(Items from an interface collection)
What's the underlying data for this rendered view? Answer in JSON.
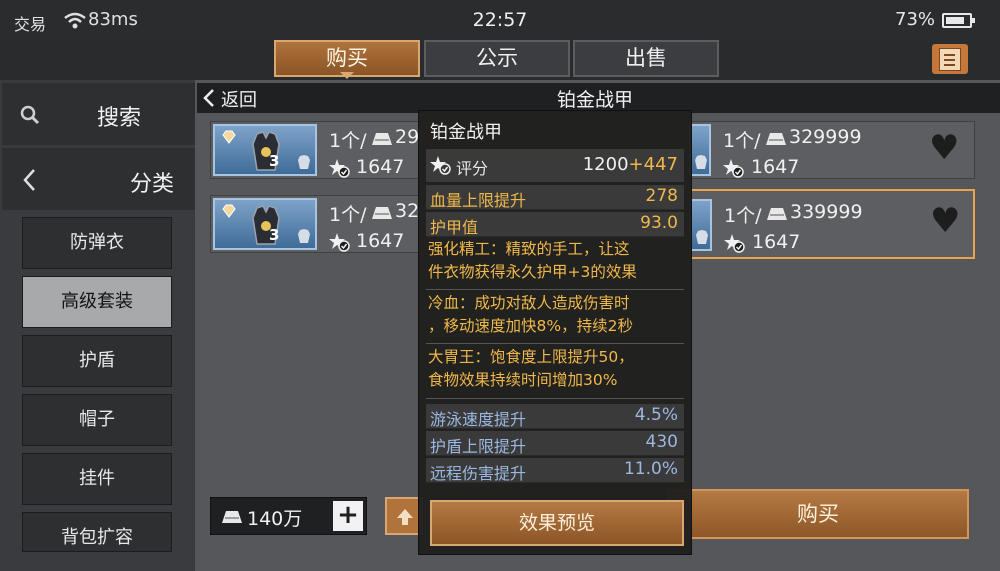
{
  "status_bar": {
    "carrier": "交易",
    "ping": "83ms",
    "time": "22:57",
    "battery_percent": "73%",
    "battery_level": 0.73
  },
  "tabs": [
    {
      "label": "购买",
      "active": true
    },
    {
      "label": "公示",
      "active": false
    },
    {
      "label": "出售",
      "active": false
    }
  ],
  "sidebar": {
    "search_label": "搜索",
    "category_label": "分类",
    "categories": [
      {
        "label": "防弹衣",
        "active": false
      },
      {
        "label": "高级套装",
        "active": true
      },
      {
        "label": "护盾",
        "active": false
      },
      {
        "label": "帽子",
        "active": false
      },
      {
        "label": "挂件",
        "active": false
      },
      {
        "label": "背包扩容",
        "active": false
      }
    ]
  },
  "list": {
    "back_label": "返回",
    "title": "铂金战甲",
    "listings": [
      {
        "qty_prefix": "1个/",
        "price": "29",
        "score": "1647",
        "level": "3"
      },
      {
        "qty_prefix": "1个/",
        "price": "329999",
        "score": "1647"
      },
      {
        "qty_prefix": "1个/",
        "price": "32",
        "score": "1647",
        "level": "3"
      },
      {
        "qty_prefix": "1个/",
        "price": "339999",
        "score": "1647",
        "selected": true
      }
    ]
  },
  "bottom": {
    "funds": "140万",
    "add_label": "+",
    "buy_label": "购买"
  },
  "tooltip": {
    "title": "铂金战甲",
    "score_label": "评分",
    "score_base": "1200",
    "score_bonus": "+447",
    "stats_gold": [
      {
        "label": "血量上限提升",
        "value": "278"
      },
      {
        "label": "护甲值",
        "value": "93.0"
      }
    ],
    "descriptions": [
      {
        "line1": "强化精工：精致的手工，让这",
        "line2": "件衣物获得永久护甲+3的效果"
      },
      {
        "line1": "冷血：成功对敌人造成伤害时",
        "line2": "，移动速度加快8%，持续2秒"
      },
      {
        "line1": "大胃王：饱食度上限提升50，",
        "line2": "食物效果持续时间增加30%"
      }
    ],
    "stats_blue": [
      {
        "label": "游泳速度提升",
        "value": "4.5%"
      },
      {
        "label": "护盾上限提升",
        "value": "430"
      },
      {
        "label": "远程伤害提升",
        "value": "11.0%"
      }
    ],
    "preview_label": "效果预览"
  },
  "colors": {
    "accent": "#b0733c",
    "gold_text": "#f0b84a",
    "blue_text": "#9cb8e0",
    "panel": "#55575a"
  },
  "icons": [
    "wifi-icon",
    "battery-icon",
    "clipboard-icon",
    "search-icon",
    "chevron-left-icon",
    "diamond-icon",
    "armor-icon",
    "silver-ingot-icon",
    "score-star-icon",
    "heart-icon",
    "plus-icon",
    "arrow-up-icon"
  ]
}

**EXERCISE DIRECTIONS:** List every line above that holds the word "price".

**REPLY TO THE TASK:**
        "price": "29",
        "price": "329999",
        "price": "32",
        "price": "339999",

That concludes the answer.